Excerpted data
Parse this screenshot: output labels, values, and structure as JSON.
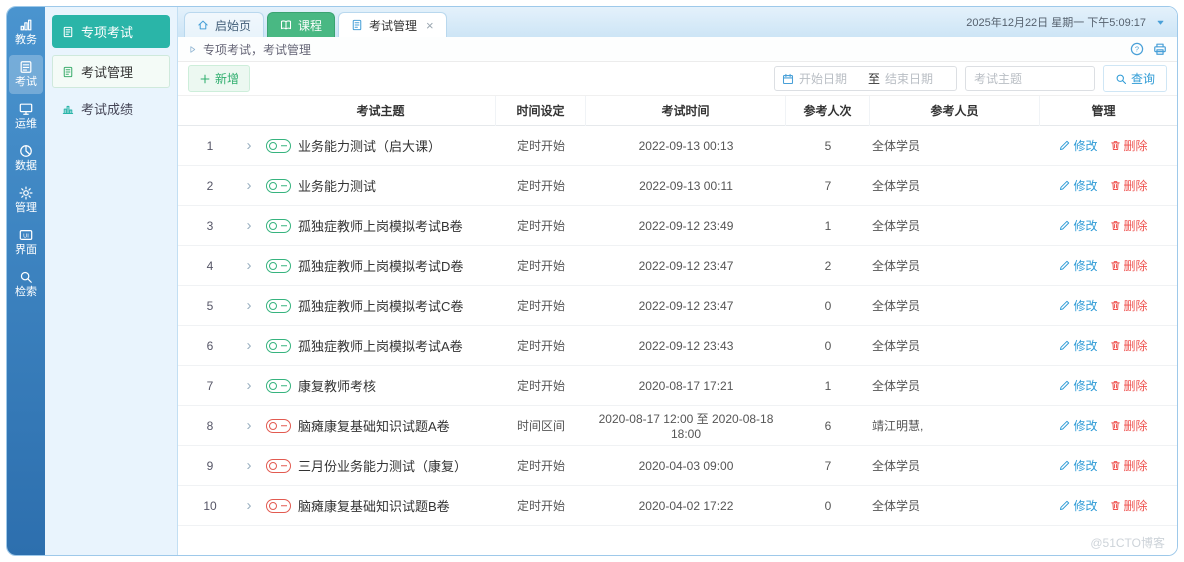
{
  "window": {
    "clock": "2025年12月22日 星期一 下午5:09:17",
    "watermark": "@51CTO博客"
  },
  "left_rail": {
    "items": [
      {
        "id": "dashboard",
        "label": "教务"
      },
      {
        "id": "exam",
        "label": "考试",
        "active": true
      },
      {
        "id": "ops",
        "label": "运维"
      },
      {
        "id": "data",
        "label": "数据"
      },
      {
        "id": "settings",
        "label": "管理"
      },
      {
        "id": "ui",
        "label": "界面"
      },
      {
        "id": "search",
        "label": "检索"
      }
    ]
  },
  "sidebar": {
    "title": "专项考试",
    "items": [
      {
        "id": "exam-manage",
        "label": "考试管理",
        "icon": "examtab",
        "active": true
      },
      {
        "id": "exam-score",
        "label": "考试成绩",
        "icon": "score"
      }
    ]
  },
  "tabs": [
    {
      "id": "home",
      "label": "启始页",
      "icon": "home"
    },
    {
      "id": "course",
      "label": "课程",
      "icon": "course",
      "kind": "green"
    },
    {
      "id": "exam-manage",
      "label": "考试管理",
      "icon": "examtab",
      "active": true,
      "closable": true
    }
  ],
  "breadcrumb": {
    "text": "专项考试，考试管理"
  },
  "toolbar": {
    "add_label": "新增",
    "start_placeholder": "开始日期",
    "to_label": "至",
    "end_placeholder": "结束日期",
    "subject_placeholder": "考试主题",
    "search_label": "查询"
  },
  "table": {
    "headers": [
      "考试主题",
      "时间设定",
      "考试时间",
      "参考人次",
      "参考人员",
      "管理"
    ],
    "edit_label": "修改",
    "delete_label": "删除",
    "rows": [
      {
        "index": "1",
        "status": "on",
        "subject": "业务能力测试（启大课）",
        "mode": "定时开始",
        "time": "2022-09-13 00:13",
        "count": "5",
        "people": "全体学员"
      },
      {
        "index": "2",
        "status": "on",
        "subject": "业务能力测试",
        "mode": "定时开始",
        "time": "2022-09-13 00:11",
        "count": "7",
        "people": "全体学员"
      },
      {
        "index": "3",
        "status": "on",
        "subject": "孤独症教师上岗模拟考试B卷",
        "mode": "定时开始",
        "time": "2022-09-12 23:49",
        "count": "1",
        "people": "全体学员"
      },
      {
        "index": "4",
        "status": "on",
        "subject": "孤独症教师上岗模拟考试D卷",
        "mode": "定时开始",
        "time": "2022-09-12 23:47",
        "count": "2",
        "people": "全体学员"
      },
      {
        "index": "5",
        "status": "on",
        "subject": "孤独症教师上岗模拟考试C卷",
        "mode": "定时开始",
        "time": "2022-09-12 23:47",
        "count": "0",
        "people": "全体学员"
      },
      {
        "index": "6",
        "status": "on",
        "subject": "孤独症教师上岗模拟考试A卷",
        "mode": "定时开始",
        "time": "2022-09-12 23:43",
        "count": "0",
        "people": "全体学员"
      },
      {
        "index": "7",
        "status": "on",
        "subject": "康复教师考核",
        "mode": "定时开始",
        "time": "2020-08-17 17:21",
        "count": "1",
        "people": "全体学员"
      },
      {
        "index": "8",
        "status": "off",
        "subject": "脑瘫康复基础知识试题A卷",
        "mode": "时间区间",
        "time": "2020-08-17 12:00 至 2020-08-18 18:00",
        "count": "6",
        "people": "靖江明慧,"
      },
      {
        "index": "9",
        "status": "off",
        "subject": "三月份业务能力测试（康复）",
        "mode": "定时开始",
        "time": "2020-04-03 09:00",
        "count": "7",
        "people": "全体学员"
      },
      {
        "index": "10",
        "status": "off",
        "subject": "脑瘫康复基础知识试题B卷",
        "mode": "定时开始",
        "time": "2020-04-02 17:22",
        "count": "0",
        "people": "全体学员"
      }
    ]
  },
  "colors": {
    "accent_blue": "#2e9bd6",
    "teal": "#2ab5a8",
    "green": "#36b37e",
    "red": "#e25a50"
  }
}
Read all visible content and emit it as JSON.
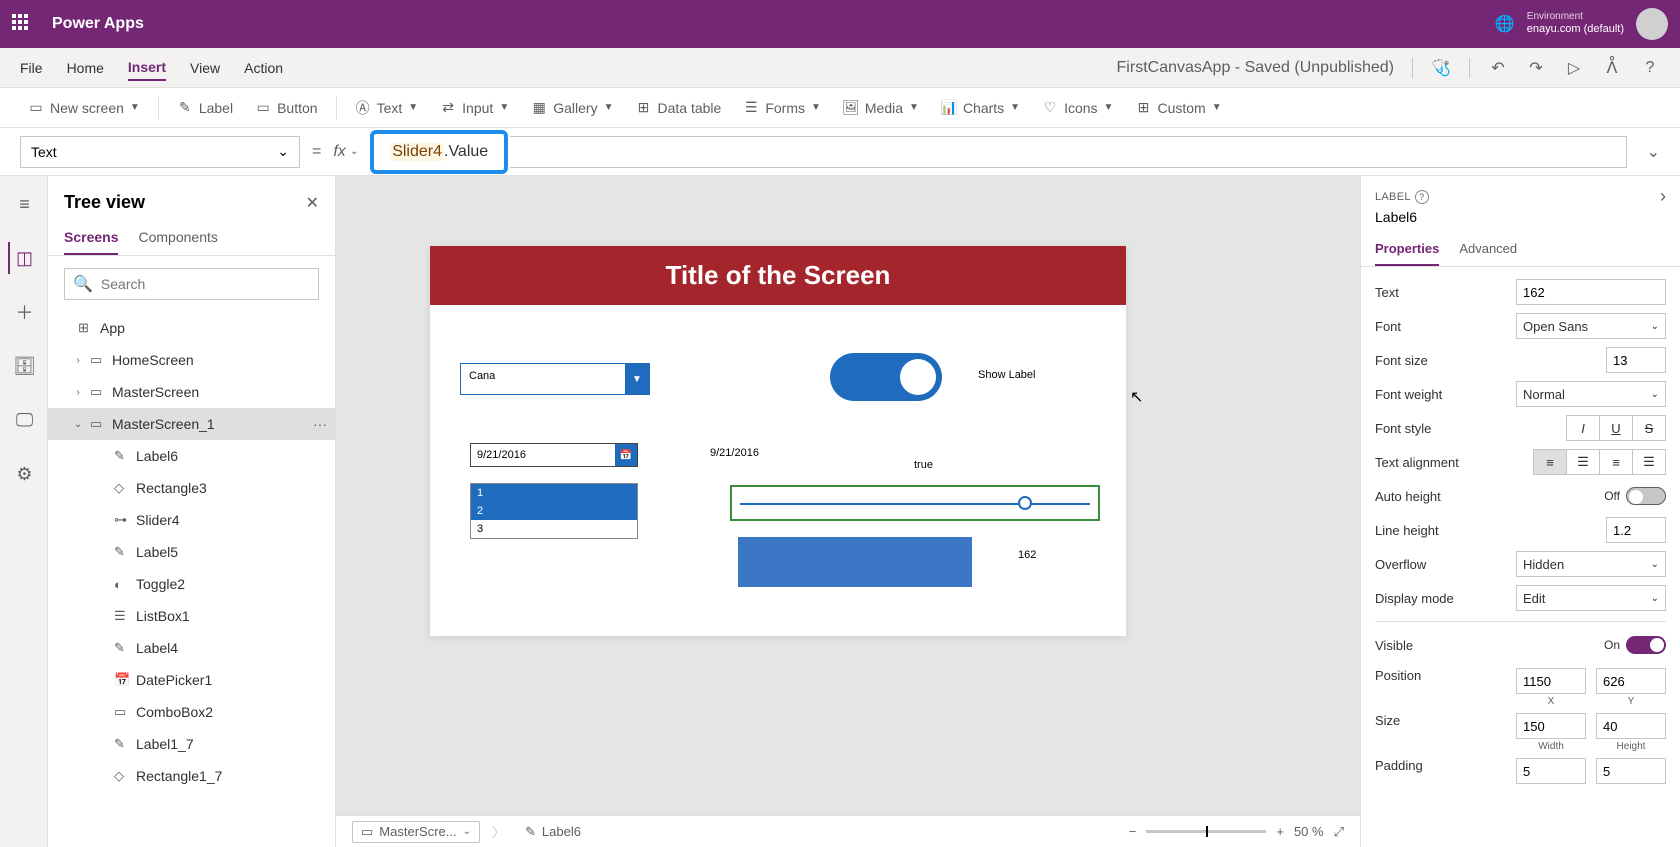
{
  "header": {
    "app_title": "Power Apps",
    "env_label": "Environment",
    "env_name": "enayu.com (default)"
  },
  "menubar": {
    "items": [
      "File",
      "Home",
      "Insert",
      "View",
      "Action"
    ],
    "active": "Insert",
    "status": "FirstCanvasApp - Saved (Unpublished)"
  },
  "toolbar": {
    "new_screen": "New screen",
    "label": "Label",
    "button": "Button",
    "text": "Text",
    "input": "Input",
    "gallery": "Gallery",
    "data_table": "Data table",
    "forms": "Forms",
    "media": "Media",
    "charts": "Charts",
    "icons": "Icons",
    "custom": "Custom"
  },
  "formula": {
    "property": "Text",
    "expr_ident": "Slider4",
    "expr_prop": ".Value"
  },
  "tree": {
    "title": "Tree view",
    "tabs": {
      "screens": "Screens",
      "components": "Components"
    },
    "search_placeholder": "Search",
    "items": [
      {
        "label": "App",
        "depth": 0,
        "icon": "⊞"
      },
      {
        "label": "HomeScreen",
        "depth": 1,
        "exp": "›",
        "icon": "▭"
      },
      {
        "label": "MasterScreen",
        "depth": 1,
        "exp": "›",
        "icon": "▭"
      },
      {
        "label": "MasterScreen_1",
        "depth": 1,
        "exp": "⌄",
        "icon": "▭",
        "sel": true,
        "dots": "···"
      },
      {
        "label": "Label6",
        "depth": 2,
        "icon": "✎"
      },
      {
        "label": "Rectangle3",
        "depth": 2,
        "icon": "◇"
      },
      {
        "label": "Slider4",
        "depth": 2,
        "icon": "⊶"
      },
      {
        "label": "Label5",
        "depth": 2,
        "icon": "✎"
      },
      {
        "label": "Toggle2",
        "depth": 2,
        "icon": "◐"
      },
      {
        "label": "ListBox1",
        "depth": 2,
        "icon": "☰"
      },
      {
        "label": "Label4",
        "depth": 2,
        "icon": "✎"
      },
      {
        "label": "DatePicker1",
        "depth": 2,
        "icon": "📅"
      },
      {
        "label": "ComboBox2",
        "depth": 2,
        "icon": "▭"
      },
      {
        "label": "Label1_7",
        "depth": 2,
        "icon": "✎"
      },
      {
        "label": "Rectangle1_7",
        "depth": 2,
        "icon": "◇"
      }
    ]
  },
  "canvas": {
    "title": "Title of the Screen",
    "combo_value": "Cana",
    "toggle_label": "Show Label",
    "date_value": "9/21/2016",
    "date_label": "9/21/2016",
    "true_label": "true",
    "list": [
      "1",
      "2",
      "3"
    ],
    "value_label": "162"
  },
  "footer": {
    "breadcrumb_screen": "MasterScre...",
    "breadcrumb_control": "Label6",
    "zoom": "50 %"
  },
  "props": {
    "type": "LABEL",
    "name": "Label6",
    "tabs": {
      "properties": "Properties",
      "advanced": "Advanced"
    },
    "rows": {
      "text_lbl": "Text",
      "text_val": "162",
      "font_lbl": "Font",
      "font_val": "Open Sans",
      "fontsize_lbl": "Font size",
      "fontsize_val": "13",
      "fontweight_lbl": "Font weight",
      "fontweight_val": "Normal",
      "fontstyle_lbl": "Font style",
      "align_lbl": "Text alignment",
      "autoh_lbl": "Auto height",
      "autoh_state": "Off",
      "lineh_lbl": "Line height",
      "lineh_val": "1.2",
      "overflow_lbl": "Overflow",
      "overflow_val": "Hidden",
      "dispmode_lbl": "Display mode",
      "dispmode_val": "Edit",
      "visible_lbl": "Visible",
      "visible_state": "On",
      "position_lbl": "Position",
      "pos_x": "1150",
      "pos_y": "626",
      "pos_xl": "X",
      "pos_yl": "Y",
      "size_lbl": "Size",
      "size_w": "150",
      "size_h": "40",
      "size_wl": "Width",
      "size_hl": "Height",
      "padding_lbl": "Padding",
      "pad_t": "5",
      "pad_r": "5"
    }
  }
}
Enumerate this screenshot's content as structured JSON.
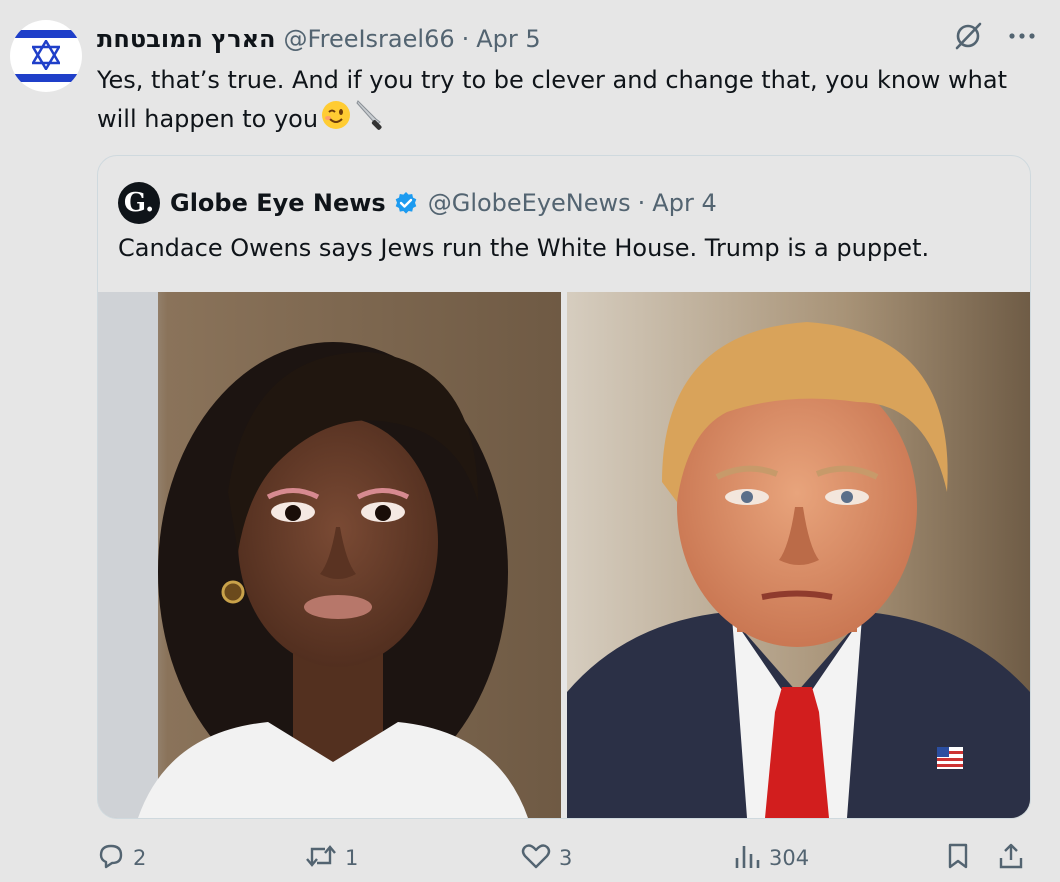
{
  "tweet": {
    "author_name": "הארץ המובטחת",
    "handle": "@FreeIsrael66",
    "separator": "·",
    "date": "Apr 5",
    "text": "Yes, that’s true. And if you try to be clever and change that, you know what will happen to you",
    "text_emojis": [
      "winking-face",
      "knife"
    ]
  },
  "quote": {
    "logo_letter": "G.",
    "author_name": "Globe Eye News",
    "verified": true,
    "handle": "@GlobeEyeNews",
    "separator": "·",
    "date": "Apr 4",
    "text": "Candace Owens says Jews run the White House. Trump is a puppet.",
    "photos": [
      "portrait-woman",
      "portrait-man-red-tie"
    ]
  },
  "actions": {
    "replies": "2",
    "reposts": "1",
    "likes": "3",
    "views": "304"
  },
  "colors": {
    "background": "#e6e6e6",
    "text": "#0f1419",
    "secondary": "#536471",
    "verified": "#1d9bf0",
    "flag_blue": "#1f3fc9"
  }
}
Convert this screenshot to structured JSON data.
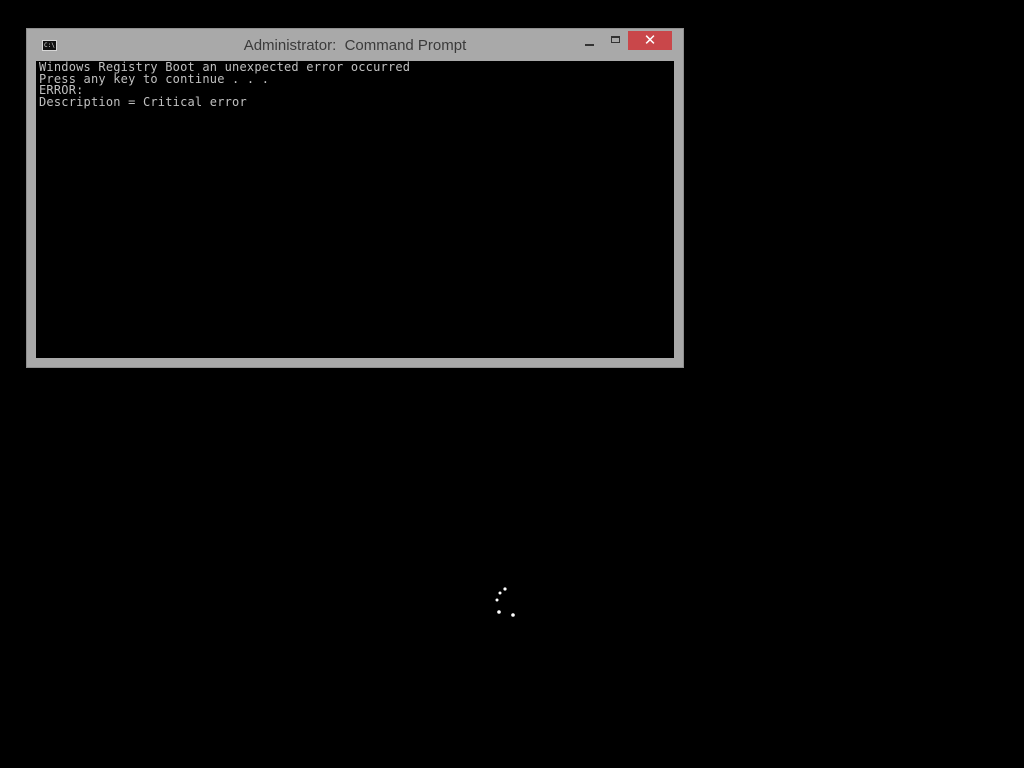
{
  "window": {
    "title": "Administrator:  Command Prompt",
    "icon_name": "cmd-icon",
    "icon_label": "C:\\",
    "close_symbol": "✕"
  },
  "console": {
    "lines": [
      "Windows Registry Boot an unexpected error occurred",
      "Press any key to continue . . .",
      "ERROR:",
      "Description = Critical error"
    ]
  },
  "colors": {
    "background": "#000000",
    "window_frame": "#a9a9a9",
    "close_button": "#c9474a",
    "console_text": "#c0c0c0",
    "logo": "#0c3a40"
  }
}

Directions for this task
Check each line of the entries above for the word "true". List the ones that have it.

Task output
        "active": true
        "active": true
      "active": true,
      "closable": true
        "sel": true,
    "true_label": "true",
    "text": "Yes, that’s true. And if you try to be clever and change that, you know what will happen to you",
    "verified": true,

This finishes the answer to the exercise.